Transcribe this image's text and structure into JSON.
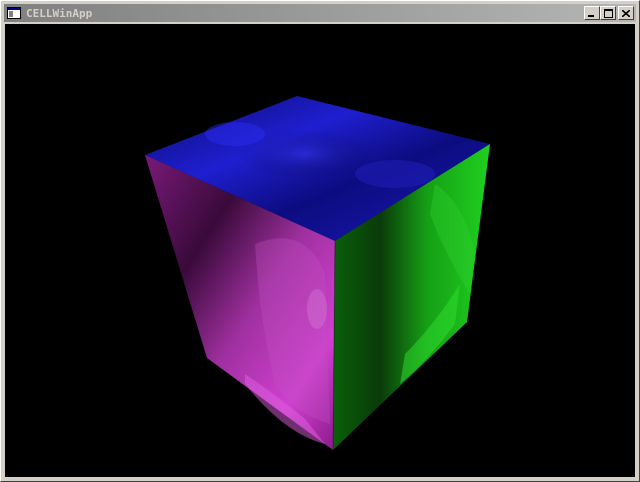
{
  "window": {
    "title": "CELLWinApp",
    "icon": "app-window-icon",
    "controls": [
      "minimize-icon",
      "maximize-icon",
      "close-icon"
    ]
  },
  "viewport": {
    "background": "#000000",
    "content": "textured-cube",
    "faces": {
      "top": {
        "color": "#1a1ac8"
      },
      "left": {
        "color": "#b020b0"
      },
      "right": {
        "color": "#20c020"
      }
    }
  }
}
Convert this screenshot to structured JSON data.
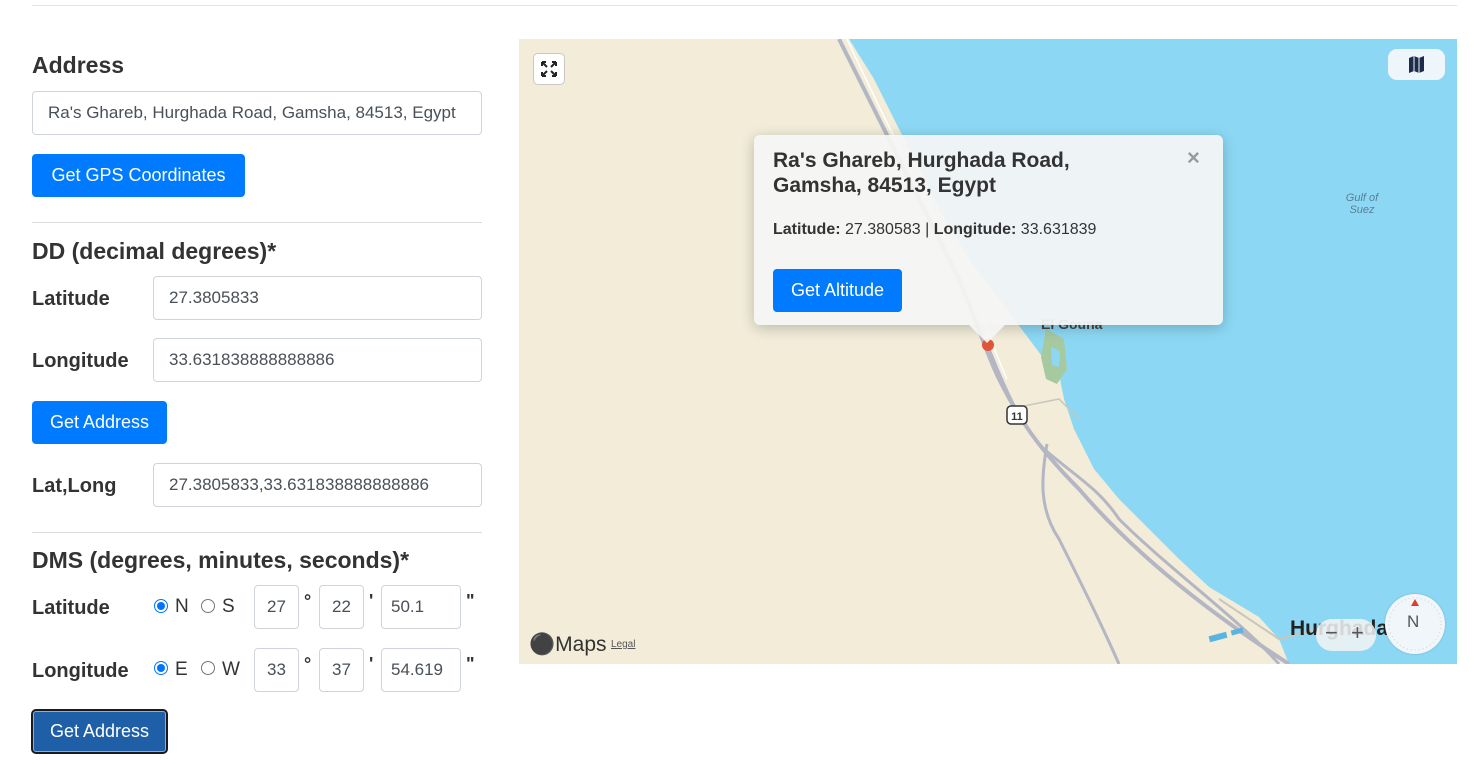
{
  "address_section": {
    "heading": "Address",
    "address_value": "Ra's Ghareb, Hurghada Road, Gamsha, 84513, Egypt",
    "get_gps_button": "Get GPS Coordinates"
  },
  "dd_section": {
    "heading": "DD (decimal degrees)*",
    "latitude_label": "Latitude",
    "latitude_value": "27.3805833",
    "longitude_label": "Longitude",
    "longitude_value": "33.631838888888886",
    "get_address_button": "Get Address",
    "latlong_label": "Lat,Long",
    "latlong_value": "27.3805833,33.631838888888886"
  },
  "dms_section": {
    "heading": "DMS (degrees, minutes, seconds)*",
    "latitude": {
      "label": "Latitude",
      "hemisphere_options": [
        "N",
        "S"
      ],
      "selected": "N",
      "degrees": "27",
      "minutes": "22",
      "seconds": "50.1"
    },
    "longitude": {
      "label": "Longitude",
      "hemisphere_options": [
        "E",
        "W"
      ],
      "selected": "E",
      "degrees": "33",
      "minutes": "37",
      "seconds": "54.619"
    },
    "degree_symbol": "°",
    "minute_symbol": "'",
    "second_symbol": "\"",
    "get_address_button": "Get Address"
  },
  "map": {
    "popup": {
      "title": "Ra's Ghareb, Hurghada Road, Gamsha, 84513, Egypt",
      "latitude_label": "Latitude:",
      "latitude_value": "27.380583",
      "separator": "|",
      "longitude_label": "Longitude:",
      "longitude_value": "33.631839",
      "close_symbol": "×",
      "get_altitude_button": "Get Altitude"
    },
    "labels": {
      "gulf": "Gulf of Suez",
      "town": "El Gouna",
      "city": "Hurghada",
      "route_shield": "11",
      "attribution": "Maps",
      "legal": "Legal",
      "compass_north": "N"
    },
    "zoom": {
      "minus": "−",
      "plus": "+"
    },
    "colors": {
      "land": "#f2ecd9",
      "water": "#8cd8f4",
      "roads": "#b4b6c4",
      "marker": "#e0553a"
    }
  }
}
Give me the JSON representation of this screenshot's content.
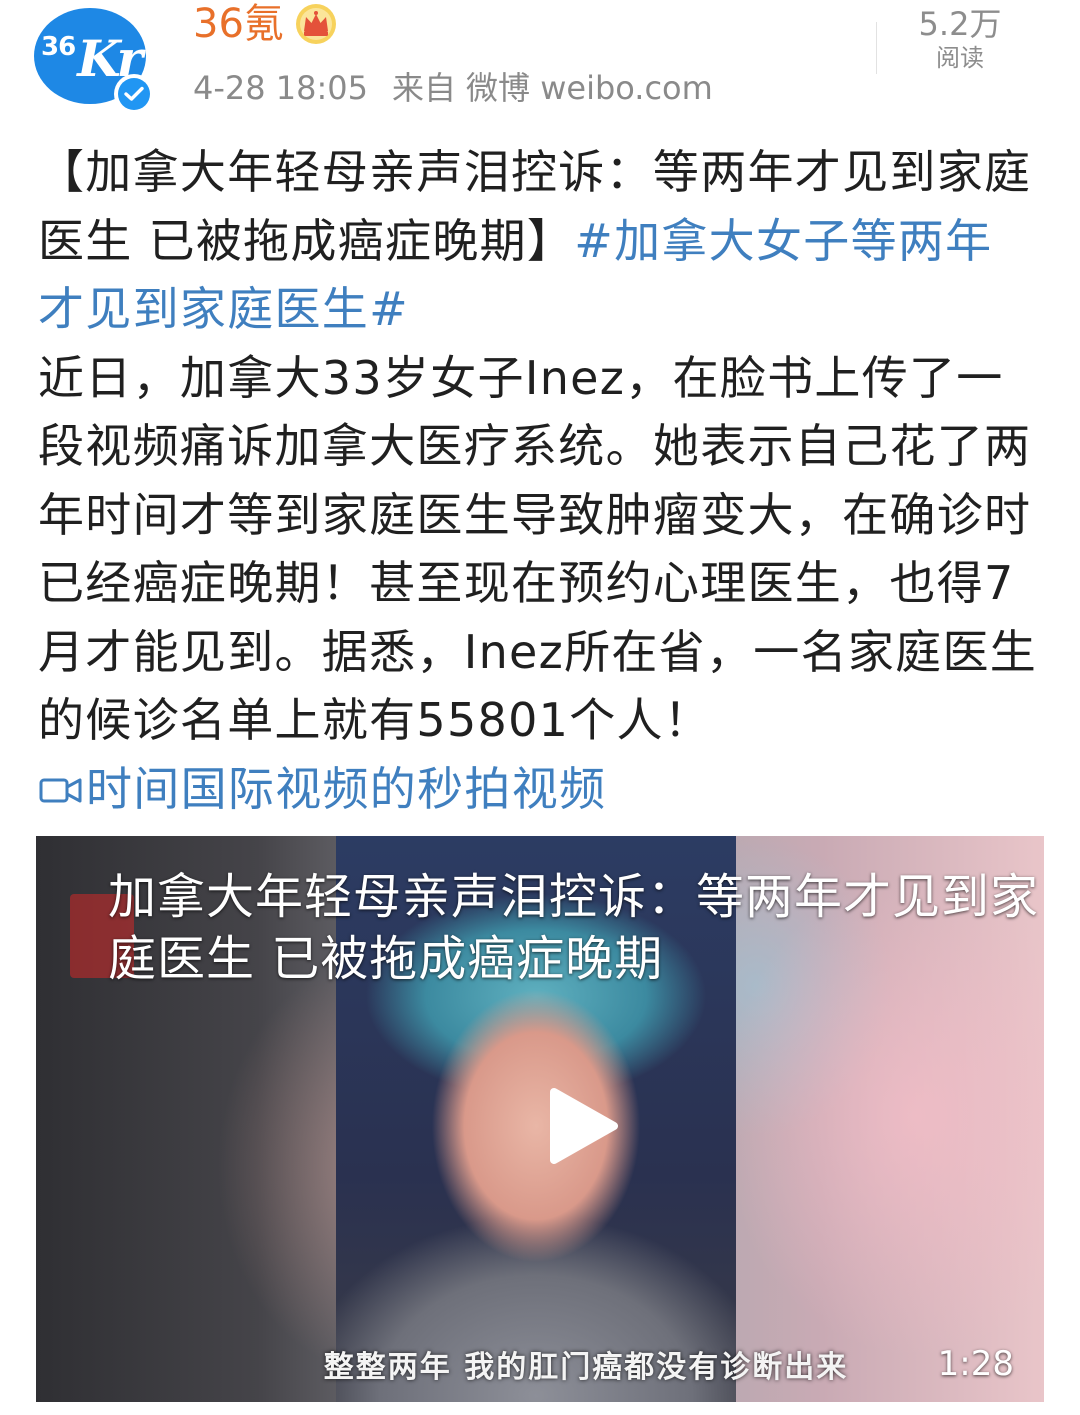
{
  "author": {
    "avatar_text_1": "36",
    "avatar_text_2": "Kr",
    "name": "36氪",
    "verified": true
  },
  "meta": {
    "timestamp": "4-28 18:05",
    "from_label": "来自",
    "source": "微博 weibo.com"
  },
  "reads": {
    "count": "5.2万",
    "label": "阅读"
  },
  "post": {
    "headline": "【加拿大年轻母亲声泪控诉：等两年才见到家庭医生 已被拖成癌症晚期】",
    "topic": "#加拿大女子等两年才见到家庭医生#",
    "body": "近日，加拿大33岁女子Inez，在脸书上传了一段视频痛诉加拿大医疗系统。她表示自己花了两年时间才等到家庭医生导致肿瘤变大，在确诊时已经癌症晚期！甚至现在预约心理医生，也得7月才能见到。据悉，Inez所在省，一名家庭医生的候诊名单上就有55801个人！",
    "video_link": "时间国际视频的秒拍视频"
  },
  "video": {
    "title": "加拿大年轻母亲声泪控诉：等两年才见到家庭医生 已被拖成癌症晚期",
    "subtitle": "整整两年 我的肛门癌都没有诊断出来",
    "duration": "1:28"
  },
  "colors": {
    "username": "#e8702a",
    "link": "#3f7fbf",
    "meta": "#8a8a8a",
    "avatar_bg": "#1e88e5"
  }
}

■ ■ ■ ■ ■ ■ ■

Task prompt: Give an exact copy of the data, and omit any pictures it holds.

Task output:
Transcribe this image's text and structure into JSON.
{
  "window": {
    "title": "CELLWinApp",
    "icon": "app-window-icon",
    "controls": [
      "minimize-icon",
      "maximize-icon",
      "close-icon"
    ]
  },
  "viewport": {
    "background": "#000000",
    "content": "textured-cube",
    "faces": {
      "top": {
        "color": "#1a1ac8"
      },
      "left": {
        "color": "#b020b0"
      },
      "right": {
        "color": "#20c020"
      }
    }
  }
}
Convert this screenshot to structured JSON data.
{
  "address_section": {
    "heading": "Address",
    "address_value": "Ra's Ghareb, Hurghada Road, Gamsha, 84513, Egypt",
    "get_gps_button": "Get GPS Coordinates"
  },
  "dd_section": {
    "heading": "DD (decimal degrees)*",
    "latitude_label": "Latitude",
    "latitude_value": "27.3805833",
    "longitude_label": "Longitude",
    "longitude_value": "33.631838888888886",
    "get_address_button": "Get Address",
    "latlong_label": "Lat,Long",
    "latlong_value": "27.3805833,33.631838888888886"
  },
  "dms_section": {
    "heading": "DMS (degrees, minutes, seconds)*",
    "latitude": {
      "label": "Latitude",
      "hemisphere_options": [
        "N",
        "S"
      ],
      "selected": "N",
      "degrees": "27",
      "minutes": "22",
      "seconds": "50.1"
    },
    "longitude": {
      "label": "Longitude",
      "hemisphere_options": [
        "E",
        "W"
      ],
      "selected": "E",
      "degrees": "33",
      "minutes": "37",
      "seconds": "54.619"
    },
    "degree_symbol": "°",
    "minute_symbol": "'",
    "second_symbol": "\"",
    "get_address_button": "Get Address"
  },
  "map": {
    "popup": {
      "title": "Ra's Ghareb, Hurghada Road, Gamsha, 84513, Egypt",
      "latitude_label": "Latitude:",
      "latitude_value": "27.380583",
      "separator": "|",
      "longitude_label": "Longitude:",
      "longitude_value": "33.631839",
      "close_symbol": "×",
      "get_altitude_button": "Get Altitude"
    },
    "labels": {
      "gulf": "Gulf of Suez",
      "town": "El Gouna",
      "city": "Hurghada",
      "route_shield": "11",
      "attribution": "Maps",
      "legal": "Legal",
      "compass_north": "N"
    },
    "zoom": {
      "minus": "−",
      "plus": "+"
    },
    "colors": {
      "land": "#f2ecd9",
      "water": "#8cd8f4",
      "roads": "#b4b6c4",
      "marker": "#e0553a"
    }
  }
}
Give me the JSON representation of this screenshot's content.
{
  "author": {
    "avatar_text_1": "36",
    "avatar_text_2": "Kr",
    "name": "36氪",
    "verified": true
  },
  "meta": {
    "timestamp": "4-28 18:05",
    "from_label": "来自",
    "source": "微博 weibo.com"
  },
  "reads": {
    "count": "5.2万",
    "label": "阅读"
  },
  "post": {
    "headline": "【加拿大年轻母亲声泪控诉：等两年才见到家庭医生 已被拖成癌症晚期】",
    "topic": "#加拿大女子等两年才见到家庭医生#",
    "body": "近日，加拿大33岁女子Inez，在脸书上传了一段视频痛诉加拿大医疗系统。她表示自己花了两年时间才等到家庭医生导致肿瘤变大，在确诊时已经癌症晚期！甚至现在预约心理医生，也得7月才能见到。据悉，Inez所在省，一名家庭医生的候诊名单上就有55801个人！",
    "video_link": "时间国际视频的秒拍视频"
  },
  "video": {
    "title": "加拿大年轻母亲声泪控诉：等两年才见到家庭医生 已被拖成癌症晚期",
    "subtitle": "整整两年 我的肛门癌都没有诊断出来",
    "duration": "1:28"
  },
  "colors": {
    "username": "#e8702a",
    "link": "#3f7fbf",
    "meta": "#8a8a8a",
    "avatar_bg": "#1e88e5"
  }
}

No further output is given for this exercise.